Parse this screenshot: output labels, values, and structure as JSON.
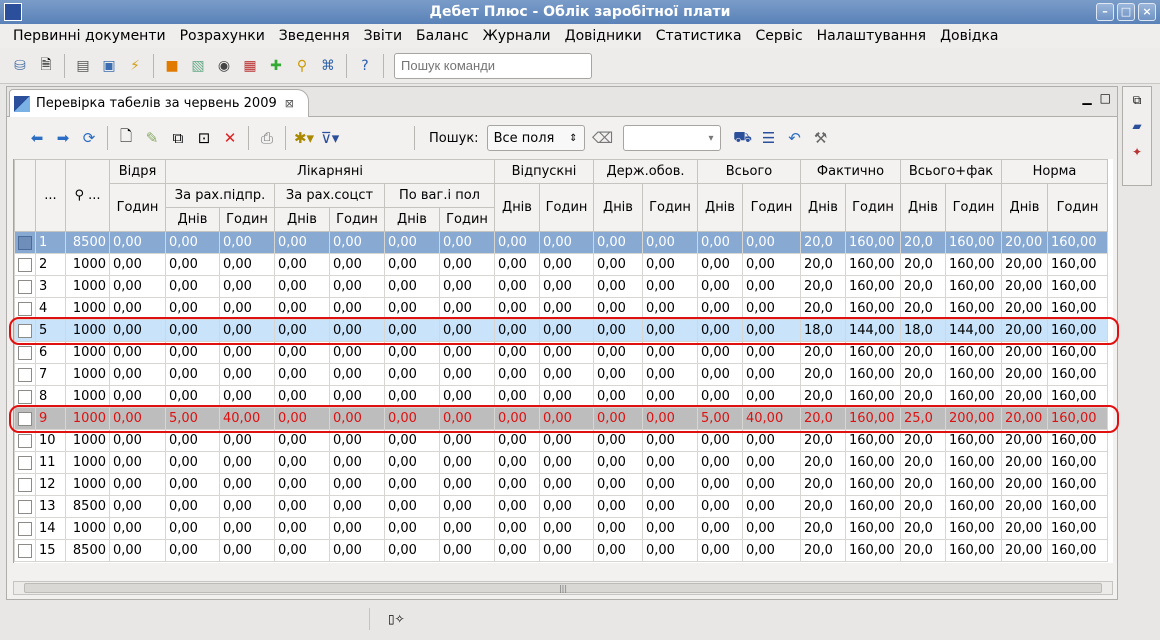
{
  "window": {
    "title": "Дебет Плюс - Облік заробітної плати"
  },
  "menu": [
    "Первинні документи",
    "Розрахунки",
    "Зведення",
    "Звіти",
    "Баланс",
    "Журнали",
    "Довідники",
    "Статистика",
    "Сервіс",
    "Налаштування",
    "Довідка"
  ],
  "toolbar": {
    "search_placeholder": "Пошук команди"
  },
  "tab": {
    "title": "Перевірка табелів за червень 2009"
  },
  "search": {
    "label": "Пошук:",
    "field": "Все поля"
  },
  "headers": {
    "col_dots": "...",
    "col_pin": "...",
    "vidrya": "Відря",
    "likarniani": "Лікарняні",
    "za_pidpr": "За рах.підпр.",
    "za_sotsstr": "За рах.соцст",
    "po_vag": "По ваг.і пол",
    "vidpustki": "Відпускні",
    "derzh": "Держ.обов.",
    "vsogo": "Всього",
    "faktychno": "Фактично",
    "vsogo_fakt": "Всього+фак",
    "norma": "Норма",
    "dniv": "Днів",
    "godyn": "Годин"
  },
  "rows": [
    [
      "1",
      "8500",
      "0,00",
      "0,00",
      "0,00",
      "0,00",
      "0,00",
      "0,00",
      "0,00",
      "0,00",
      "0,00",
      "0,00",
      "0,00",
      "0,00",
      "0,00",
      "20,0",
      "160,00",
      "20,0",
      "160,00",
      "20,00",
      "160,00"
    ],
    [
      "2",
      "1000",
      "0,00",
      "0,00",
      "0,00",
      "0,00",
      "0,00",
      "0,00",
      "0,00",
      "0,00",
      "0,00",
      "0,00",
      "0,00",
      "0,00",
      "0,00",
      "20,0",
      "160,00",
      "20,0",
      "160,00",
      "20,00",
      "160,00"
    ],
    [
      "3",
      "1000",
      "0,00",
      "0,00",
      "0,00",
      "0,00",
      "0,00",
      "0,00",
      "0,00",
      "0,00",
      "0,00",
      "0,00",
      "0,00",
      "0,00",
      "0,00",
      "20,0",
      "160,00",
      "20,0",
      "160,00",
      "20,00",
      "160,00"
    ],
    [
      "4",
      "1000",
      "0,00",
      "0,00",
      "0,00",
      "0,00",
      "0,00",
      "0,00",
      "0,00",
      "0,00",
      "0,00",
      "0,00",
      "0,00",
      "0,00",
      "0,00",
      "20,0",
      "160,00",
      "20,0",
      "160,00",
      "20,00",
      "160,00"
    ],
    [
      "5",
      "1000",
      "0,00",
      "0,00",
      "0,00",
      "0,00",
      "0,00",
      "0,00",
      "0,00",
      "0,00",
      "0,00",
      "0,00",
      "0,00",
      "0,00",
      "0,00",
      "18,0",
      "144,00",
      "18,0",
      "144,00",
      "20,00",
      "160,00"
    ],
    [
      "6",
      "1000",
      "0,00",
      "0,00",
      "0,00",
      "0,00",
      "0,00",
      "0,00",
      "0,00",
      "0,00",
      "0,00",
      "0,00",
      "0,00",
      "0,00",
      "0,00",
      "20,0",
      "160,00",
      "20,0",
      "160,00",
      "20,00",
      "160,00"
    ],
    [
      "7",
      "1000",
      "0,00",
      "0,00",
      "0,00",
      "0,00",
      "0,00",
      "0,00",
      "0,00",
      "0,00",
      "0,00",
      "0,00",
      "0,00",
      "0,00",
      "0,00",
      "20,0",
      "160,00",
      "20,0",
      "160,00",
      "20,00",
      "160,00"
    ],
    [
      "8",
      "1000",
      "0,00",
      "0,00",
      "0,00",
      "0,00",
      "0,00",
      "0,00",
      "0,00",
      "0,00",
      "0,00",
      "0,00",
      "0,00",
      "0,00",
      "0,00",
      "20,0",
      "160,00",
      "20,0",
      "160,00",
      "20,00",
      "160,00"
    ],
    [
      "9",
      "1000",
      "0,00",
      "5,00",
      "40,00",
      "0,00",
      "0,00",
      "0,00",
      "0,00",
      "0,00",
      "0,00",
      "0,00",
      "0,00",
      "5,00",
      "40,00",
      "20,0",
      "160,00",
      "25,0",
      "200,00",
      "20,00",
      "160,00"
    ],
    [
      "10",
      "1000",
      "0,00",
      "0,00",
      "0,00",
      "0,00",
      "0,00",
      "0,00",
      "0,00",
      "0,00",
      "0,00",
      "0,00",
      "0,00",
      "0,00",
      "0,00",
      "20,0",
      "160,00",
      "20,0",
      "160,00",
      "20,00",
      "160,00"
    ],
    [
      "11",
      "1000",
      "0,00",
      "0,00",
      "0,00",
      "0,00",
      "0,00",
      "0,00",
      "0,00",
      "0,00",
      "0,00",
      "0,00",
      "0,00",
      "0,00",
      "0,00",
      "20,0",
      "160,00",
      "20,0",
      "160,00",
      "20,00",
      "160,00"
    ],
    [
      "12",
      "1000",
      "0,00",
      "0,00",
      "0,00",
      "0,00",
      "0,00",
      "0,00",
      "0,00",
      "0,00",
      "0,00",
      "0,00",
      "0,00",
      "0,00",
      "0,00",
      "20,0",
      "160,00",
      "20,0",
      "160,00",
      "20,00",
      "160,00"
    ],
    [
      "13",
      "8500",
      "0,00",
      "0,00",
      "0,00",
      "0,00",
      "0,00",
      "0,00",
      "0,00",
      "0,00",
      "0,00",
      "0,00",
      "0,00",
      "0,00",
      "0,00",
      "20,0",
      "160,00",
      "20,0",
      "160,00",
      "20,00",
      "160,00"
    ],
    [
      "14",
      "1000",
      "0,00",
      "0,00",
      "0,00",
      "0,00",
      "0,00",
      "0,00",
      "0,00",
      "0,00",
      "0,00",
      "0,00",
      "0,00",
      "0,00",
      "0,00",
      "20,0",
      "160,00",
      "20,0",
      "160,00",
      "20,00",
      "160,00"
    ],
    [
      "15",
      "8500",
      "0,00",
      "0,00",
      "0,00",
      "0,00",
      "0,00",
      "0,00",
      "0,00",
      "0,00",
      "0,00",
      "0,00",
      "0,00",
      "0,00",
      "0,00",
      "20,0",
      "160,00",
      "20,0",
      "160,00",
      "20,00",
      "160,00"
    ]
  ],
  "row_styles": [
    "sel",
    "",
    "",
    "",
    "light",
    "",
    "",
    "",
    "gray",
    "",
    "",
    "",
    "",
    "",
    ""
  ],
  "colors": {
    "selected_row": "#88a9d2",
    "light_row": "#c9e3fb",
    "gray_row": "#bdbdbd",
    "highlight": "#e01010",
    "red_text": "#dd1111"
  }
}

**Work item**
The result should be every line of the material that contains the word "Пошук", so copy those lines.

**Task response**
    "search_placeholder": "Пошук команди"
    "label": "Пошук:",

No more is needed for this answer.